The Public Interest In Collapsing Investment Banks
September 24, 2008
By Dean Baker
"The bailout should be explicitly designed to punish the banks and their managers."
As Congress debates Secretary Paulson’s bailout proposal, it is worth briefly recapping what the interests of the general public in such a bailout might be. To restate the obvious, the public has an interest in keeping the banking system functioning. The jump in the LIBOR last week following the collapse of Lehman showed that a breakdown is a real risk.
The likelihood of another breakdown at the moment really cannot be determined. Nor is it possible to know for sure whether stop-gap measures by the Fed and Treasury will be sufficient to again stop a run. These factors suggest some urgency to addressing the problem, but there is almost certainly time to design a good package.
Beyond keeping the banking system running, there is absolutely zero public interest in giving a dime to either the top executives at these institutions or the shareholders. The top executives at these banks are among the richest people in the country. They are obviously incompetent, or their banks would not be sitting there with tens of billions of dollars of junk loans.
If these executives profit from the bailout, it effectively means that we will have taxed school teachers and firefighters to give money to the executives at Citigroup and Goldman, who drove their companies to the edge of bankruptcy.
Apart from the fairness issue raised by a bailout, there is also an enormous moral hazard problem. These executives profited enormously from the risky investments they made during the housing bubble. If they are allowed to walk away unscathed now that these investments have turned spectacularly sour, then we are creating an incentive structure that encourages the most outlandish form of risk-taking. In effect, we are telling these bankers that there is no downside if their gambles don’t pay off.
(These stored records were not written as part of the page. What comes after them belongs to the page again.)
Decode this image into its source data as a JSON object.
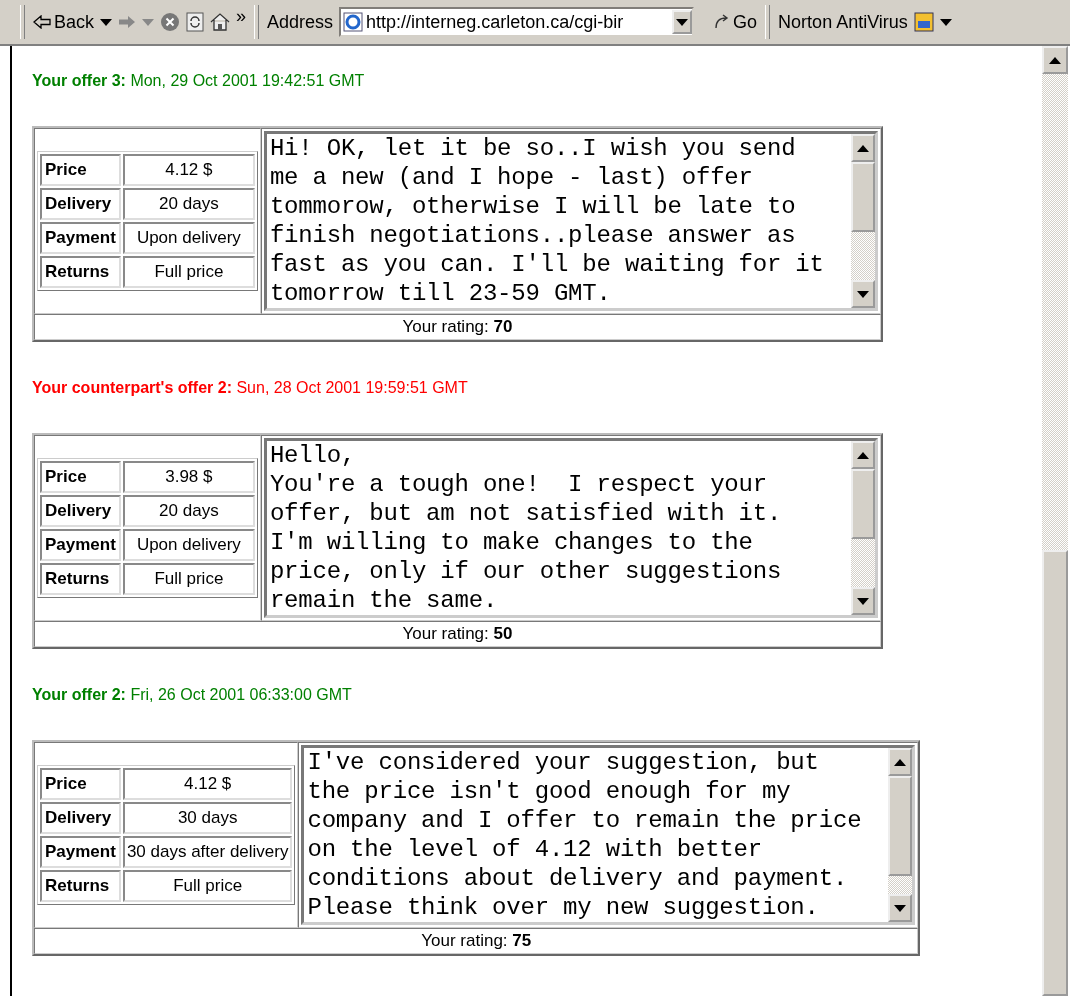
{
  "toolbar": {
    "back": "Back",
    "more": "»",
    "address_label": "Address",
    "url": "http://interneg.carleton.ca/cgi-bir",
    "go": "Go",
    "extension": "Norton AntiVirus"
  },
  "offers": [
    {
      "title": "Your offer 3:",
      "time": "Mon, 29 Oct 2001 19:42:51 GMT",
      "color": "#008000",
      "terms": [
        {
          "label": "Price",
          "value": "4.12 $"
        },
        {
          "label": "Delivery",
          "value": "20 days"
        },
        {
          "label": "Payment",
          "value": "Upon delivery"
        },
        {
          "label": "Returns",
          "value": "Full price"
        }
      ],
      "message": "Hi! OK, let it be so..I wish you send\nme a new (and I hope - last) offer\ntommorow, otherwise I will be late to\nfinish negotiations..please answer as\nfast as you can. I'll be waiting for it\ntomorrow till 23-59 GMT.",
      "rating_label": "Your rating:",
      "rating": "70"
    },
    {
      "title": "Your counterpart's offer 2:",
      "time": "Sun, 28 Oct 2001 19:59:51 GMT",
      "color": "#ff0000",
      "terms": [
        {
          "label": "Price",
          "value": "3.98 $"
        },
        {
          "label": "Delivery",
          "value": "20 days"
        },
        {
          "label": "Payment",
          "value": "Upon delivery"
        },
        {
          "label": "Returns",
          "value": "Full price"
        }
      ],
      "message": "Hello,\nYou're a tough one!  I respect your\noffer, but am not satisfied with it.\nI'm willing to make changes to the\nprice, only if our other suggestions\nremain the same.",
      "rating_label": "Your rating:",
      "rating": "50"
    },
    {
      "title": "Your offer 2:",
      "time": "Fri, 26 Oct 2001 06:33:00 GMT",
      "color": "#008000",
      "terms": [
        {
          "label": "Price",
          "value": "4.12 $"
        },
        {
          "label": "Delivery",
          "value": "30 days"
        },
        {
          "label": "Payment",
          "value": "30 days after delivery"
        },
        {
          "label": "Returns",
          "value": "Full price"
        }
      ],
      "message": "I've considered your suggestion, but\nthe price isn't good enough for my\ncompany and I offer to remain the price\non the level of 4.12 with better\nconditions about delivery and payment.\nPlease think over my new suggestion.",
      "rating_label": "Your rating:",
      "rating": "75"
    }
  ]
}
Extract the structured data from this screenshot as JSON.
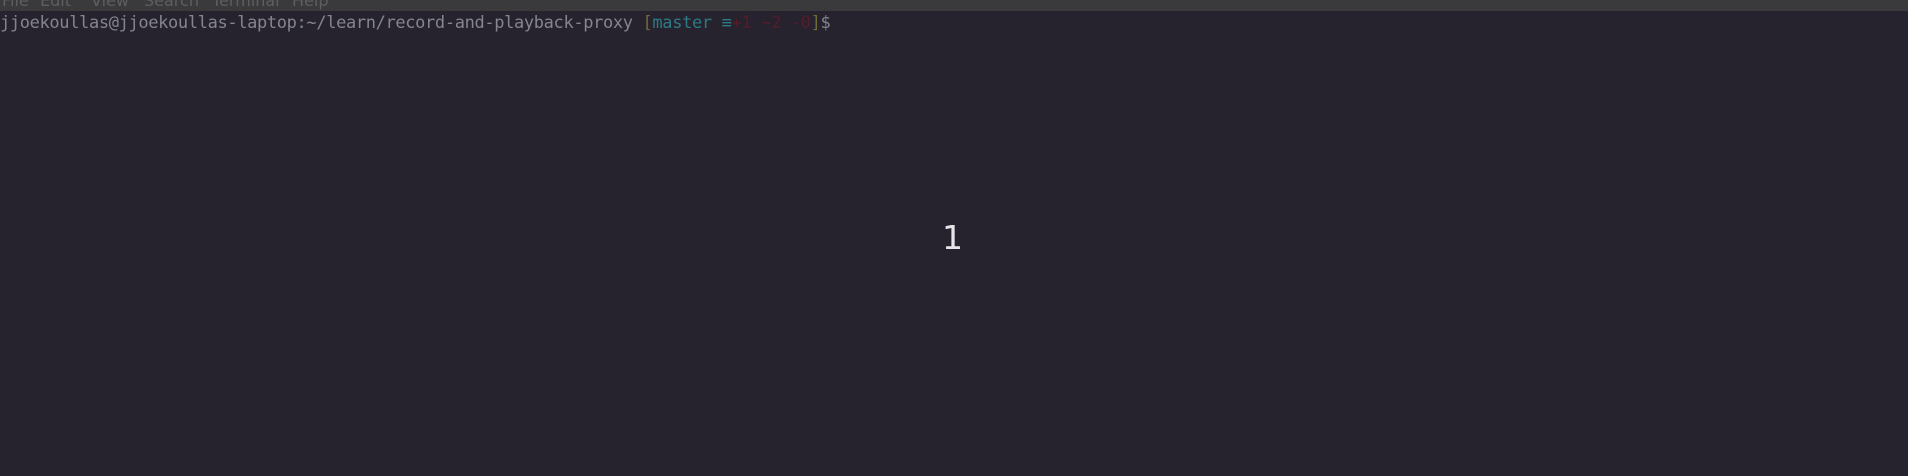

For this reason, the public has a huge interest in seeing the top executives at these institutions punished to the greatest extent possible. They must suffer real consequences from their mistakes.
The same logic applies to the shareholders in these firms. The firms showed huge profits during the peak years of the housing boom. Many shareholders pocketed substantial sums as a result of the banks risky bets. Therefore, they should also be forced to pay the price from losing bets.
The situation of homeowners caught in the crash is more complex. To some extent, these were people who also hoped to profit from the housing bubble, hoping that house prices would continue to rise at double-digit annual rates. But for the most part, these were families who were simply following the advice that the experts – economists, financial counselors, politicians, and community groups – gave them. They bought a home and often struggled to make the payments on their mortgages for as long as they could.
There is an interest in trying to ensure that these people do not suffer unnecessarily from the collapse of the housing bubble. While the government cannot hand them their house free and clear, it can attempt to make reasonable write-downs to allow them to stay in their homes as owners. If ownership is not a possibility, they should be given the opportunity to stay in their homes as renters. This is not a great bonanza for homeowners who will lose their home, but such a move would provide some security to families who otherwise face eviction.
Beyond keeping homeowners in their home, there is zero public interest in trying to support house prices. Housing prices are still inflated, even though they have fallen sharply from their bubble peaks. The bubble prices have resulted in a huge oversupply, which will not be eliminated until house prices return to their trend level. Furthermore, even if we could sustain high prices this would simply mean a transfer of wealth from those who don’t own homes to those who do. It is not clear why anyone would argue for this sort of upward redistribution of income.
We are more likely to see an effective resolution to the financial crisis if there is clarity on its goals. At this point, it seems there is very little agreement on the intent of the proposed bailout package.
Dean Baker is Co-Director of the Center for Economic and Policy Research, in Washington, D.C. (www.cepr.net). CEPR's Housing Market Monitor is published weekly and provides an incisive breakdown of the latest indicators and developments in the housing sector.